Estimated time to complete: 12 minutes
Alt text is simply a text alternative to non-textual content, often an image.
Thinking back to module 1, you can likely come up with some reasons why alt text is vital to a site’s accessibility. There are indeed many reasons why alt text is important:
- Primarily, alt text allows users with a screen reader to have this assistive technology describe the contents of the image to them. This enables users with visual disabilities who cannot see the contents of the image to access this content in an alternate way.
- Additionally, if an image cannot load due to an error or demands on the network, alt text enables users to still receive the information conveyed in the image.
- Similarly to the previous point, if an image’s resolution is not high enough for the details to be conveyed, or if a low colour contrast makes the image difficult to perceive, alt text provides an alternative way to access the information contained in the image.
- Aside from accessibility reasons, alt text also helps search engines identify images and direct users to relevant pages, which can boost relevant traffic to your website.
However, the main goal of accessibility is to enable access to persons with disabilities. Alt text is a necessary addition to graphics, especially when it comes to screen readers:
Speech synthesizers with screen reader software can give the blind person spoken output of what is on the computer display. However, the synthesizer can only speak text that is displayed on the screen. The increasing use of graphics leaves the synthesizer speechless. (Coombs, Assistive technology in third level and distance education, 2000)
One mistake alt text beginners often make is to provide alt text for every image. While the enthusiasm is appreciated, not every image needs alt text.
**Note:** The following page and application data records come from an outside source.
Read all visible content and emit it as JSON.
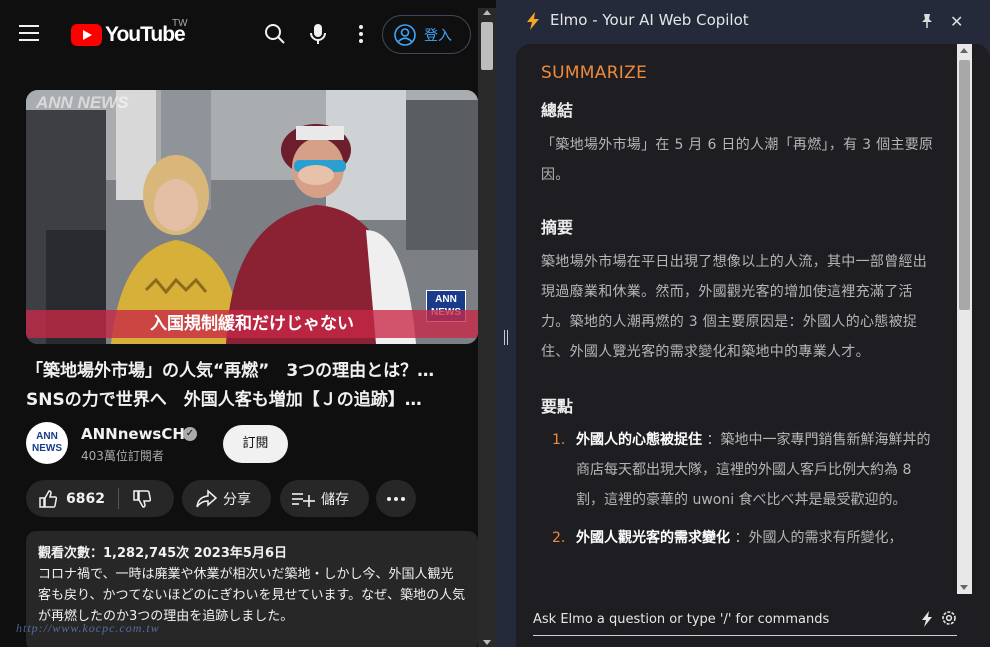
{
  "youtube": {
    "logo_text": "YouTube",
    "region": "TW",
    "signin_label": "登入",
    "thumbnail": {
      "caption": "入国規制緩和だけじゃない",
      "watermark": "ANN NEWS",
      "badge": "ANN NEWS"
    },
    "title_line1": "「築地場外市場」の人気“再燃”　3つの理由とは？…",
    "title_line2": "SNSの力で世界へ　外国人客も増加【Ｊの追跡】…",
    "channel": {
      "avatar_text": "ANN NEWS",
      "name": "ANNnewsCH",
      "subs": "403萬位訂閱者",
      "subscribe_label": "訂閱"
    },
    "actions": {
      "likes": "6862",
      "share": "分享",
      "save": "儲存"
    },
    "description": {
      "meta": "觀看次數：1,282,745次  2023年5月6日",
      "text": "コロナ禍で、一時は廃業や休業が相次いだ築地・しかし今、外国人観光客も戻り、かつてないほどのにぎわいを見せています。なぜ、築地の人気が再燃したのか3つの理由を追跡しました。"
    },
    "watermark": "http://www.kocpc.com.tw"
  },
  "elmo": {
    "title": "Elmo - Your AI Web Copilot",
    "section_label": "SUMMARIZE",
    "summary_heading": "總結",
    "summary_text": "「築地場外市場」在 5 月 6 日的人潮「再燃」，有 3 個主要原因。",
    "abstract_heading": "摘要",
    "abstract_text": "築地場外市場在平日出現了想像以上的人流，其中一部曾經出現過廢業和休業。然而，外國觀光客的增加使這裡充滿了活力。築地的人潮再燃的 3 個主要原因是：外國人的心態被捉住、外國人覽光客的需求變化和築地中的專業人才。",
    "points_heading": "要點",
    "points": [
      {
        "num": "1.",
        "title": "外國人的心態被捉住",
        "text": "：築地中一家專門銷售新鮮海鮮丼的商店每天都出現大隊，這裡的外國人客戶比例大約為 8 割，這裡的豪華的 uwoni 食べ比べ丼是最受歡迎的。"
      },
      {
        "num": "2.",
        "title": "外國人觀光客的需求變化",
        "text": "：外國人的需求有所變化，"
      }
    ],
    "input_placeholder": "Ask Elmo a question or type '/' for commands"
  }
}
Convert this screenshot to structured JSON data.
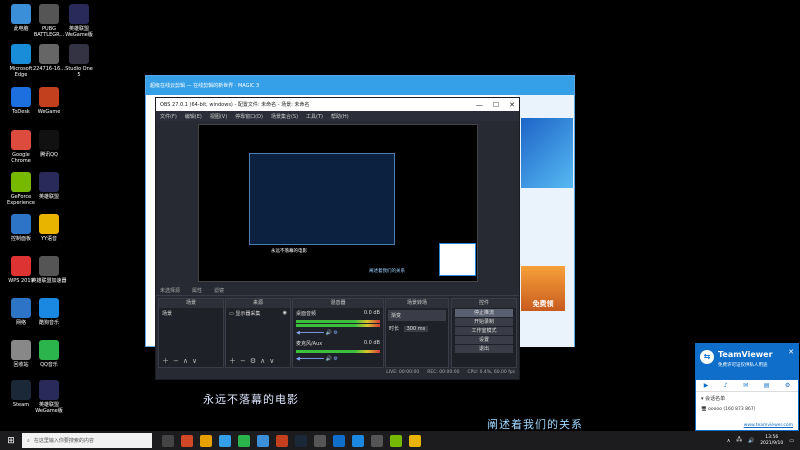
{
  "desktop": {
    "icons": [
      {
        "label": "此电脑",
        "color": "#3b8ed8"
      },
      {
        "label": "PUBG\nBATTLEGR...",
        "color": "#555"
      },
      {
        "label": "英雄联盟\nWeGame版",
        "color": "#2a2a5a"
      },
      {
        "label": "Microsoft\nEdge",
        "color": "#1a8dd8"
      },
      {
        "label": "224716-16...",
        "color": "#666"
      },
      {
        "label": "Studio One\n5",
        "color": "#334"
      },
      {
        "label": "ToDesk",
        "color": "#1d6fe0"
      },
      {
        "label": "WeGame",
        "color": "#c2401e"
      },
      {
        "label": "Google\nChrome",
        "color": "#dd4b3e"
      },
      {
        "label": "腾讯QQ",
        "color": "#111"
      },
      {
        "label": "GeForce\nExperience",
        "color": "#76b900"
      },
      {
        "label": "英雄联盟",
        "color": "#2a2a5a"
      },
      {
        "label": "控制面板",
        "color": "#2d74c7"
      },
      {
        "label": "YY语音",
        "color": "#e8b400"
      },
      {
        "label": "WPS 2019",
        "color": "#d33"
      },
      {
        "label": "英雄联盟加速器",
        "color": "#555"
      },
      {
        "label": "网络",
        "color": "#2d74c7"
      },
      {
        "label": "酷狗音乐",
        "color": "#1a88e0"
      },
      {
        "label": "回收站",
        "color": "#888"
      },
      {
        "label": "QQ音乐",
        "color": "#2cb44c"
      },
      {
        "label": "Steam",
        "color": "#1b2838"
      },
      {
        "label": "英雄联盟\nWeGame版",
        "color": "#2a2a5a"
      }
    ]
  },
  "browser": {
    "title": "超级在线云剪辑 — 在线剪辑的新世界 · MAGIC 3",
    "promo_label": "免费领"
  },
  "obs": {
    "title": "OBS 27.0.1 (64-bit, windows) - 配置文件: 未命名 - 场景: 未命名",
    "menu": [
      "文件(F)",
      "编辑(E)",
      "视图(V)",
      "停靠窗口(D)",
      "场景集合(S)",
      "工具(T)",
      "帮助(H)"
    ],
    "preview_caption": "永远不落幕的电影",
    "preview_caption2": "阐述着我们的关系",
    "source_bar": [
      "未选择源",
      "属性",
      "滤镜"
    ],
    "docks": {
      "scenes": {
        "header": "场景",
        "items": [
          "场景"
        ]
      },
      "sources": {
        "header": "来源",
        "items": [
          "显示器采集"
        ]
      },
      "mixer": {
        "header": "混音器",
        "channels": [
          {
            "name": "桌面音频",
            "db": "0.0 dB"
          },
          {
            "name": "麦克风/Aux",
            "db": "0.0 dB"
          }
        ]
      },
      "transitions": {
        "header": "场景转场",
        "type": "渐变",
        "duration_label": "时长",
        "duration": "300 ms"
      },
      "controls": {
        "header": "控件",
        "buttons": [
          "停止推流",
          "开始录制",
          "工作室模式",
          "设置",
          "退出"
        ]
      }
    },
    "status": [
      "LIVE: 00:00:00",
      "REC: 00:00:00",
      "CPU: 0.4%, 60.00 fps"
    ]
  },
  "subtitles": {
    "line1": "永远不落幕的电影",
    "line2": "阐述着我们的关系"
  },
  "teamviewer": {
    "name": "TeamViewer",
    "desc": "免费许可证仅供私人用途",
    "session_header": "会话名单",
    "contact": "ooooo (160 873 867)",
    "site": "www.teamviewer.com"
  },
  "taskbar": {
    "search_placeholder": "在这里输入你要搜索的内容",
    "apps": [
      "#444",
      "#d24726",
      "#e6a100",
      "#35a0e8",
      "#2cb44c",
      "#3b8ed8",
      "#c2401e",
      "#1b2838",
      "#555",
      "#0e6ec9",
      "#1a88e0",
      "#555",
      "#76b900",
      "#e8b400"
    ],
    "time": "13:56",
    "date": "2021/9/10"
  }
}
A good rule of thumb for alt text is to use it when the image conveys some piece of information not otherwise given textually. If the image adds meaning to the surrounding content, then that meaning must be replicated in the alt text.
Here are a few examples:
1) Image is decorative: alt text not necessary
“Celebrations and other gatherings are frequently held in Carleton’s scenic quad. Faculty, students, and staff all enjoy the outdoor environment.”
Here, the image provides nothing more than an illustration of the text. Having a description of the image would not add much to the information provided, so alt text is not needed.
2) Information appears in text: no need for alt text
“The sculpture Locavore by Mary Anne Barkhouse depicts a snowshoe hare on a pillar, being observed by a Western coyote.”
As the information that the image provides appears in the text itself, adding alt text describing the sculpture would be redundant.
3) Information in image that does not appear in text: alt text needed!
“Locavore, a bronze sculpture by Mary Anne Barkhouse was installed on the Carleton University quad in 2015. The sculpture draws attention to relationships between animals in nature, and the balance of the ecosystem.”
In this context, the image provides further information on how the sculpture represents “relationships between animals”. Therefore, this information should be replicated in the image’s alt text. Possible alt text could be similar to the text in the previous example: “Locavore depicts a snowshoe hare on a pillar, being observed by a Western coyote.”
If you’re unsure whether or not to put alt text on an image, consider whether you would be missing any information if the image was not there. Whatever information you would be missing should then be added as alt text, or, if extensive, worked into the surrounding text.